Ramadan has officially started! Muslims worldwide observe this as a month of fasting from food, water, and sexual activities which lasts about 29 days. According to Islam, it is the best way of devotion of Muslims towards God. It is believed that if one is over the age of 12, they should fast. However, those who are physically and mentally challenged should not, as well as woman during their menstruation.
During Ramadan, Muslims visit the mosque for prayers (apart from their 5 daily prayers). It is said the rewards of fasting are multiplied during Ramadan, which includes an increase in salat (prayers). Once the sun sets, they may have the first of two meals: one before the sunrise and one after the sunsets.
Even though I am not participating in Ramadan, I respect their culture. I can easily see the changes throughout the city. The streets that where once crowded on my way to the Orphanage every morning, is now deserted and quiet. It is not until I return from volunteering that local shops are just starting to open up. I have heard that people tend to have less of a temper, but I have yet to witness any “out of the ordinary” arguments. When I ride the train at night, I see the passengers constantly asking for the time to et the “O.K.” to eat. Once it is confirmed, they reach into their bags and pull out snacks or sweets prepared to eat. The dedication of the Muslims during Ramadan is exceedingly honorable.

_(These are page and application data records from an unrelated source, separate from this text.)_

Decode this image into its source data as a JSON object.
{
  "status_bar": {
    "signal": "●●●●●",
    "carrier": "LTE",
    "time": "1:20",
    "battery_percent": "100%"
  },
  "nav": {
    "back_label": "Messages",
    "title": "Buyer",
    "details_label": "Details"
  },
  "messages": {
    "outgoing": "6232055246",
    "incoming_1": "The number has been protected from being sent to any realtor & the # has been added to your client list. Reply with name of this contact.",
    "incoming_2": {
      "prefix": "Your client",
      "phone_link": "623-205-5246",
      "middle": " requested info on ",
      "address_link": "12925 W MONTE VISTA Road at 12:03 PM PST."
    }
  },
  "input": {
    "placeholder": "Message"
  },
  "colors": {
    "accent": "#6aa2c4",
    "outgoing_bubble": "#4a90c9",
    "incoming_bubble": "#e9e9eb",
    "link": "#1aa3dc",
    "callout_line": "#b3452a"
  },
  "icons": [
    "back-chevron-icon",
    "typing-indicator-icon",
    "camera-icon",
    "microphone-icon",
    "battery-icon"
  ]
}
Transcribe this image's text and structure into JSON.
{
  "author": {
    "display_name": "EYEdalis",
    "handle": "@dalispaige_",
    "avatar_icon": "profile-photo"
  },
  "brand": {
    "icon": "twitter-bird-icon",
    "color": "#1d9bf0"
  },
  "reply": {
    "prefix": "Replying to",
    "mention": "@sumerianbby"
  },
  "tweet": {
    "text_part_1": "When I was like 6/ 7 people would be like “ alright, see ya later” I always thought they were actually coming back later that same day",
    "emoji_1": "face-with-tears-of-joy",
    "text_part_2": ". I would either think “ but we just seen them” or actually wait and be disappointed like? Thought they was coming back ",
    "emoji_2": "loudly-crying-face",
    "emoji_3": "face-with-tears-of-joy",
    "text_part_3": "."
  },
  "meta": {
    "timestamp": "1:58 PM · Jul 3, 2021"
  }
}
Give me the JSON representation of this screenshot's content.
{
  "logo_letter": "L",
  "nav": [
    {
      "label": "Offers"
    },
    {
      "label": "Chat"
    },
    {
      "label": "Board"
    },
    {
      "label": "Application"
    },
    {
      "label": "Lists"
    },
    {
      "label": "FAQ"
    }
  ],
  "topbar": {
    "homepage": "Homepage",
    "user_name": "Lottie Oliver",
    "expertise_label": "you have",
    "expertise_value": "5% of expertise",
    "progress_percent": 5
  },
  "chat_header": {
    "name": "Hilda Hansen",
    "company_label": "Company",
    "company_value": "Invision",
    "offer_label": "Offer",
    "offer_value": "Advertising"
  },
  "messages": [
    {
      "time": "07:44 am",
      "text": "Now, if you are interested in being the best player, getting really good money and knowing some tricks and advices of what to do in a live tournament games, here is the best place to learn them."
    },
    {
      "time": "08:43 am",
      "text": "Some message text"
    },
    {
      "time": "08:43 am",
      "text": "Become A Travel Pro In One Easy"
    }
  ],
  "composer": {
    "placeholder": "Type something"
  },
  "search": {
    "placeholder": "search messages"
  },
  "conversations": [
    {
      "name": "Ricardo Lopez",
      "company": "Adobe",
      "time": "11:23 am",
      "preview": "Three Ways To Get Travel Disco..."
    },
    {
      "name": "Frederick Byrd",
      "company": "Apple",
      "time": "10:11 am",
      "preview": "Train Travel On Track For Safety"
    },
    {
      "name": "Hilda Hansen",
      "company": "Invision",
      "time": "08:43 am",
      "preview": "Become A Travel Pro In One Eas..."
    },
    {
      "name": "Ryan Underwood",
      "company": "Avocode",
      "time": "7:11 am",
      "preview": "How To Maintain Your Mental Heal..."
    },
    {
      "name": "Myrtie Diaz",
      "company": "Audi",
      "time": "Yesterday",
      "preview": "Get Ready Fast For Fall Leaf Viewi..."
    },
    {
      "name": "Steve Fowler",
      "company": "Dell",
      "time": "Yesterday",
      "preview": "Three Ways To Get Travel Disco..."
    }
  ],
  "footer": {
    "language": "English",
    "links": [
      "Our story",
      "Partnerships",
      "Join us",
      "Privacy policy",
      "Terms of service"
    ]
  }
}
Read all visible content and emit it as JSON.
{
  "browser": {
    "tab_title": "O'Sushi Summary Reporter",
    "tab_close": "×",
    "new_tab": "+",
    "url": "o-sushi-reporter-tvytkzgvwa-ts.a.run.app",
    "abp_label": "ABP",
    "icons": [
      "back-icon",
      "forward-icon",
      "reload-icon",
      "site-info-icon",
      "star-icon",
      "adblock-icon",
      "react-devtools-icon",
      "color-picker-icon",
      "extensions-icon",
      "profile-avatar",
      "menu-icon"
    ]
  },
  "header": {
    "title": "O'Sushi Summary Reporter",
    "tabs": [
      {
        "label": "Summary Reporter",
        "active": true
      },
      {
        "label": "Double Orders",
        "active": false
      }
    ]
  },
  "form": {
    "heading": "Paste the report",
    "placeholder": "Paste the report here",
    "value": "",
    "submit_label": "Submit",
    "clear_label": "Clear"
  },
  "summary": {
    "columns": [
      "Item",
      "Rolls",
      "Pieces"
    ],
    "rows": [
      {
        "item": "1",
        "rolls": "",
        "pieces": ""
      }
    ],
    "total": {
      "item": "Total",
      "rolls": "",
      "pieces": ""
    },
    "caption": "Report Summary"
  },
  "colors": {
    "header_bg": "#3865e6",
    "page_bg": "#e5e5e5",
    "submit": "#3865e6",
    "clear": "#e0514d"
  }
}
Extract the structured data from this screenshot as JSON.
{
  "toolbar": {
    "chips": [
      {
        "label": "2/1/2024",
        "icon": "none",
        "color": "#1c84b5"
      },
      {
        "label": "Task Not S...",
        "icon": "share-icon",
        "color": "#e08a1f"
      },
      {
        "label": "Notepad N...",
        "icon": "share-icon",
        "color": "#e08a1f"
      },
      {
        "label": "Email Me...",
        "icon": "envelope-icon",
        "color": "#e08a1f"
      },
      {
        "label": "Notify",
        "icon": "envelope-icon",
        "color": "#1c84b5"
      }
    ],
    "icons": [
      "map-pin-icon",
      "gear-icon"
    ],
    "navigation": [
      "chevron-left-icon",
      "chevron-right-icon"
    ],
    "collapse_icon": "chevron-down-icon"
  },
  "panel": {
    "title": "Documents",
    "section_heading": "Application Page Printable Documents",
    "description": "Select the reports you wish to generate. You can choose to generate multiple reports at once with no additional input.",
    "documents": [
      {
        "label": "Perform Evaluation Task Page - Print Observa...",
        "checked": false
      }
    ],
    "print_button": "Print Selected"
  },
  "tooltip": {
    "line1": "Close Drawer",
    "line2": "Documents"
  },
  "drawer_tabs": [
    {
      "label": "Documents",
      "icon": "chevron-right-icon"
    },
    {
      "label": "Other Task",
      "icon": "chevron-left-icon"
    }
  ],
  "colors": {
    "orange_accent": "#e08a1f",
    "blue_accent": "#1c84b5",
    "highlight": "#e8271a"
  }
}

I do not eat or drink when I am out and about. I wait till I am in the comfort of my home to do so. Since I am still on a regular eating schedule, my host mom still makes me lunch (which I feel guilty for) and dinner. However, dinner these days has been grand and a mixture of different pastries, Moroccan soup, and flat bread to name a few. My dinner has more of a breakfast selection because it is the family’s first meal of the day. Around 3-3:30 a.m., I hear the host mom preparing the second meal of the day. She whispers to her husband that food is ready. Afterwards, the host dad goes down to the mosque to pray.